- [Required action]
Within the material below, how many lines carry the word "name"? State only the number.

- [Data provided]
⁂
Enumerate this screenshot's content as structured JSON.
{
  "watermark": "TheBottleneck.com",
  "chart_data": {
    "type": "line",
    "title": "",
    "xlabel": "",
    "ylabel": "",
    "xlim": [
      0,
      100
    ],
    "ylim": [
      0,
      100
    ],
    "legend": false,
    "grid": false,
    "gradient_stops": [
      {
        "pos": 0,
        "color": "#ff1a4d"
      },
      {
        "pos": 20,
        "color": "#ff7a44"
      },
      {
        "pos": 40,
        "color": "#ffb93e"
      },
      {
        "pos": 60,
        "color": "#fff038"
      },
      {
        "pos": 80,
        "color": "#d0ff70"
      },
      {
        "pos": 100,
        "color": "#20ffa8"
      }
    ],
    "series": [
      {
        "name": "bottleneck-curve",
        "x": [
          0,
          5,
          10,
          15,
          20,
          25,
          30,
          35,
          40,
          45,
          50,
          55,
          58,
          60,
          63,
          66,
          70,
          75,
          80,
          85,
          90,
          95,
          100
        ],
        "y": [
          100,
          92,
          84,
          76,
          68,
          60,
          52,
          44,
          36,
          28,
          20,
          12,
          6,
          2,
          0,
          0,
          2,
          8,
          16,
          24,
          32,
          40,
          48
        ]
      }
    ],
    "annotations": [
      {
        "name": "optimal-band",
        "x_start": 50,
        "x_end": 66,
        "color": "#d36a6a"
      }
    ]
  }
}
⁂
- [Written response]
2